• **Exercise details**:
Would you please retype the records that follow, word for word?

--------------------

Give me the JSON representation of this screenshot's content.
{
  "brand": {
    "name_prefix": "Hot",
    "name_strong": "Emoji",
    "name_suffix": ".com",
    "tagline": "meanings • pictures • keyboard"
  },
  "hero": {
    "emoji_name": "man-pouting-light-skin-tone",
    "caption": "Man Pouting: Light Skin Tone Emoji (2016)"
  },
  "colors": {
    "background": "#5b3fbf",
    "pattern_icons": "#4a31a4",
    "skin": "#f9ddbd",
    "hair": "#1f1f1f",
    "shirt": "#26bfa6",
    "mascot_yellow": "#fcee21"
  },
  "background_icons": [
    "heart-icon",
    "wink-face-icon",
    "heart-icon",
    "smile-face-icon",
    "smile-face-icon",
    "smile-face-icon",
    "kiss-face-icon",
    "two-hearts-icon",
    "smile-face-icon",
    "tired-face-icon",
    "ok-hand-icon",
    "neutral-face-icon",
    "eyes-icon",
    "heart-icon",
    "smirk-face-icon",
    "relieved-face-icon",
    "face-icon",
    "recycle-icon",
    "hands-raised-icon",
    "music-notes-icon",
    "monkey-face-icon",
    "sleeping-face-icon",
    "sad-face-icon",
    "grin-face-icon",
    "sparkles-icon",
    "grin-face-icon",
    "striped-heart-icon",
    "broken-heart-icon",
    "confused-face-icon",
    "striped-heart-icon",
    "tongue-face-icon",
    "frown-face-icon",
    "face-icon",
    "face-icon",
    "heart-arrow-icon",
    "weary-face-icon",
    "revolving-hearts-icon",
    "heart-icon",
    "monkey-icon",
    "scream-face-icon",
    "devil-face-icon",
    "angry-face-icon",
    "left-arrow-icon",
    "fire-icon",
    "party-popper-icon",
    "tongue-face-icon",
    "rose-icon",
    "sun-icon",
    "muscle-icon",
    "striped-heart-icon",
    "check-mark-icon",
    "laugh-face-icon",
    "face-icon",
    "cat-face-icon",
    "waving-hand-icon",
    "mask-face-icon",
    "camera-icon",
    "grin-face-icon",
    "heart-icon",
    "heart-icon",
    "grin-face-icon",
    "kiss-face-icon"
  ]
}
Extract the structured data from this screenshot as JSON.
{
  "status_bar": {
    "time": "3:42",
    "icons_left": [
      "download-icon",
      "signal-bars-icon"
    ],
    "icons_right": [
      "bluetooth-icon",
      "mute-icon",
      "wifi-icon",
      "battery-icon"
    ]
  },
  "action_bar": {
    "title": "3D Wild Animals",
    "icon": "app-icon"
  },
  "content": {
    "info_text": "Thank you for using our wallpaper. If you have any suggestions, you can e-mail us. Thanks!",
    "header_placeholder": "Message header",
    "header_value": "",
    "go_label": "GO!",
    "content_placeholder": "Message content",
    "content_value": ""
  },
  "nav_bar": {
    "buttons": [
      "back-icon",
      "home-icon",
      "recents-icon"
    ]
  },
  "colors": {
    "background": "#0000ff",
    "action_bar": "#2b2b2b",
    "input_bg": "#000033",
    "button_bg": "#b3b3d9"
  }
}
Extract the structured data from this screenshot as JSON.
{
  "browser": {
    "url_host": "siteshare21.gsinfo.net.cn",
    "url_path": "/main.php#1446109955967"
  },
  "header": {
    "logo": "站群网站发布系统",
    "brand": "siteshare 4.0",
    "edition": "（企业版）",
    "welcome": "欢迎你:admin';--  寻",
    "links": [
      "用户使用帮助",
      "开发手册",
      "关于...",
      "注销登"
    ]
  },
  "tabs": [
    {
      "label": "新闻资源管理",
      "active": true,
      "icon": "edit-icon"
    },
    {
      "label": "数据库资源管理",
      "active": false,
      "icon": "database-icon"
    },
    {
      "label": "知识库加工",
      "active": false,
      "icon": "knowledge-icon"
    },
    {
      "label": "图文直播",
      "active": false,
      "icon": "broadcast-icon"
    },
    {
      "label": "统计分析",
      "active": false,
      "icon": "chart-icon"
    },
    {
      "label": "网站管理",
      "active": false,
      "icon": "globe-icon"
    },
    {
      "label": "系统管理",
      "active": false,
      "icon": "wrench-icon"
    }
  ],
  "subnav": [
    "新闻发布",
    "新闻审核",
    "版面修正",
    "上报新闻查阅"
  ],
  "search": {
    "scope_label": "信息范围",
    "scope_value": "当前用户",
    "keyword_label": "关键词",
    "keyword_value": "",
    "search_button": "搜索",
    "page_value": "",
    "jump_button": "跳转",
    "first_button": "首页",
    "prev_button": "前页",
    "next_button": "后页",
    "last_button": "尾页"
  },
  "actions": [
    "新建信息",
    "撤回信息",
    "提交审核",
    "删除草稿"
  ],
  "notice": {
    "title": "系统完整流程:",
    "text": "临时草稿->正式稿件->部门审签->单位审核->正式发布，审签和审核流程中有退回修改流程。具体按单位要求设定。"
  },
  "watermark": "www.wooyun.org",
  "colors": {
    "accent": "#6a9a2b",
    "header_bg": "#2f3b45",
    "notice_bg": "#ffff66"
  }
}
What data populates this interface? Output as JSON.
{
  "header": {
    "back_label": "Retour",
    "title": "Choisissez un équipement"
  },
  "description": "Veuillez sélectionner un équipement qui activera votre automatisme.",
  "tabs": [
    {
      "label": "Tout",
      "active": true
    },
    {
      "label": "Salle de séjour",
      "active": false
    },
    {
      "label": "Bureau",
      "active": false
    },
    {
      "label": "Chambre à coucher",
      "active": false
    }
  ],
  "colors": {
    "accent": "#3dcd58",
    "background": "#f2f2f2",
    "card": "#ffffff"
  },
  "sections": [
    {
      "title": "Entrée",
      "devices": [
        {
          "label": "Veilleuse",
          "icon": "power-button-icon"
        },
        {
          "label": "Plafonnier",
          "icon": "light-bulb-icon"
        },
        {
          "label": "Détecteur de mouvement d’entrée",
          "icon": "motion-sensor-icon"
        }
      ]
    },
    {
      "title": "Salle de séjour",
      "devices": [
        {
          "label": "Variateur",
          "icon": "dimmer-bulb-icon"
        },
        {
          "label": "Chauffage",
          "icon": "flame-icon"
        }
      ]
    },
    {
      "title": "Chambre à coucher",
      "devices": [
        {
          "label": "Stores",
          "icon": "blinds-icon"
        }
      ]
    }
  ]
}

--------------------

• **Exercise answer**:
Give me the JSON representation of this screenshot's content.
{
  "brand": {
    "name_prefix": "Hot",
    "name_strong": "Emoji",
    "name_suffix": ".com",
    "tagline": "meanings • pictures • keyboard"
  },
  "hero": {
    "emoji_name": "man-pouting-light-skin-tone",
    "caption": "Man Pouting: Light Skin Tone Emoji (2016)"
  },
  "colors": {
    "background": "#5b3fbf",
    "pattern_icons": "#4a31a4",
    "skin": "#f9ddbd",
    "hair": "#1f1f1f",
    "shirt": "#26bfa6",
    "mascot_yellow": "#fcee21"
  },
  "background_icons": [
    "heart-icon",
    "wink-face-icon",
    "heart-icon",
    "smile-face-icon",
    "smile-face-icon",
    "smile-face-icon",
    "kiss-face-icon",
    "two-hearts-icon",
    "smile-face-icon",
    "tired-face-icon",
    "ok-hand-icon",
    "neutral-face-icon",
    "eyes-icon",
    "heart-icon",
    "smirk-face-icon",
    "relieved-face-icon",
    "face-icon",
    "recycle-icon",
    "hands-raised-icon",
    "music-notes-icon",
    "monkey-face-icon",
    "sleeping-face-icon",
    "sad-face-icon",
    "grin-face-icon",
    "sparkles-icon",
    "grin-face-icon",
    "striped-heart-icon",
    "broken-heart-icon",
    "confused-face-icon",
    "striped-heart-icon",
    "tongue-face-icon",
    "frown-face-icon",
    "face-icon",
    "face-icon",
    "heart-arrow-icon",
    "weary-face-icon",
    "revolving-hearts-icon",
    "heart-icon",
    "monkey-icon",
    "scream-face-icon",
    "devil-face-icon",
    "angry-face-icon",
    "left-arrow-icon",
    "fire-icon",
    "party-popper-icon",
    "tongue-face-icon",
    "rose-icon",
    "sun-icon",
    "muscle-icon",
    "striped-heart-icon",
    "check-mark-icon",
    "laugh-face-icon",
    "face-icon",
    "cat-face-icon",
    "waving-hand-icon",
    "mask-face-icon",
    "camera-icon",
    "grin-face-icon",
    "heart-icon",
    "heart-icon",
    "grin-face-icon",
    "kiss-face-icon"
  ]
}
Extract the structured data from this screenshot as JSON.
{
  "status_bar": {
    "time": "3:42",
    "icons_left": [
      "download-icon",
      "signal-bars-icon"
    ],
    "icons_right": [
      "bluetooth-icon",
      "mute-icon",
      "wifi-icon",
      "battery-icon"
    ]
  },
  "action_bar": {
    "title": "3D Wild Animals",
    "icon": "app-icon"
  },
  "content": {
    "info_text": "Thank you for using our wallpaper. If you have any suggestions, you can e-mail us. Thanks!",
    "header_placeholder": "Message header",
    "header_value": "",
    "go_label": "GO!",
    "content_placeholder": "Message content",
    "content_value": ""
  },
  "nav_bar": {
    "buttons": [
      "back-icon",
      "home-icon",
      "recents-icon"
    ]
  },
  "colors": {
    "background": "#0000ff",
    "action_bar": "#2b2b2b",
    "input_bg": "#000033",
    "button_bg": "#b3b3d9"
  }
}
Extract the structured data from this screenshot as JSON.
{
  "browser": {
    "url_host": "siteshare21.gsinfo.net.cn",
    "url_path": "/main.php#1446109955967"
  },
  "header": {
    "logo": "站群网站发布系统",
    "brand": "siteshare 4.0",
    "edition": "（企业版）",
    "welcome": "欢迎你:admin';--  寻",
    "links": [
      "用户使用帮助",
      "开发手册",
      "关于...",
      "注销登"
    ]
  },
  "tabs": [
    {
      "label": "新闻资源管理",
      "active": true,
      "icon": "edit-icon"
    },
    {
      "label": "数据库资源管理",
      "active": false,
      "icon": "database-icon"
    },
    {
      "label": "知识库加工",
      "active": false,
      "icon": "knowledge-icon"
    },
    {
      "label": "图文直播",
      "active": false,
      "icon": "broadcast-icon"
    },
    {
      "label": "统计分析",
      "active": false,
      "icon": "chart-icon"
    },
    {
      "label": "网站管理",
      "active": false,
      "icon": "globe-icon"
    },
    {
      "label": "系统管理",
      "active": false,
      "icon": "wrench-icon"
    }
  ],
  "subnav": [
    "新闻发布",
    "新闻审核",
    "版面修正",
    "上报新闻查阅"
  ],
  "search": {
    "scope_label": "信息范围",
    "scope_value": "当前用户",
    "keyword_label": "关键词",
    "keyword_value": "",
    "search_button": "搜索",
    "page_value": "",
    "jump_button": "跳转",
    "first_button": "首页",
    "prev_button": "前页",
    "next_button": "后页",
    "last_button": "尾页"
  },
  "actions": [
    "新建信息",
    "撤回信息",
    "提交审核",
    "删除草稿"
  ],
  "notice": {
    "title": "系统完整流程:",
    "text": "临时草稿->正式稿件->部门审签->单位审核->正式发布，审签和审核流程中有退回修改流程。具体按单位要求设定。"
  },
  "watermark": "www.wooyun.org",
  "colors": {
    "accent": "#6a9a2b",
    "header_bg": "#2f3b45",
    "notice_bg": "#ffff66"
  }
}
What data populates this interface? Output as JSON.
{
  "header": {
    "back_label": "Retour",
    "title": "Choisissez un équipement"
  },
  "description": "Veuillez sélectionner un équipement qui activera votre automatisme.",
  "tabs": [
    {
      "label": "Tout",
      "active": true
    },
    {
      "label": "Salle de séjour",
      "active": false
    },
    {
      "label": "Bureau",
      "active": false
    },
    {
      "label": "Chambre à coucher",
      "active": false
    }
  ],
  "colors": {
    "accent": "#3dcd58",
    "background": "#f2f2f2",
    "card": "#ffffff"
  },
  "sections": [
    {
      "title": "Entrée",
      "devices": [
        {
          "label": "Veilleuse",
          "icon": "power-button-icon"
        },
        {
          "label": "Plafonnier",
          "icon": "light-bulb-icon"
        },
        {
          "label": "Détecteur de mouvement d’entrée",
          "icon": "motion-sensor-icon"
        }
      ]
    },
    {
      "title": "Salle de séjour",
      "devices": [
        {
          "label": "Variateur",
          "icon": "dimmer-bulb-icon"
        },
        {
          "label": "Chauffage",
          "icon": "flame-icon"
        }
      ]
    },
    {
      "title": "Chambre à coucher",
      "devices": [
        {
          "label": "Stores",
          "icon": "blinds-icon"
        }
      ]
    }
  ]
}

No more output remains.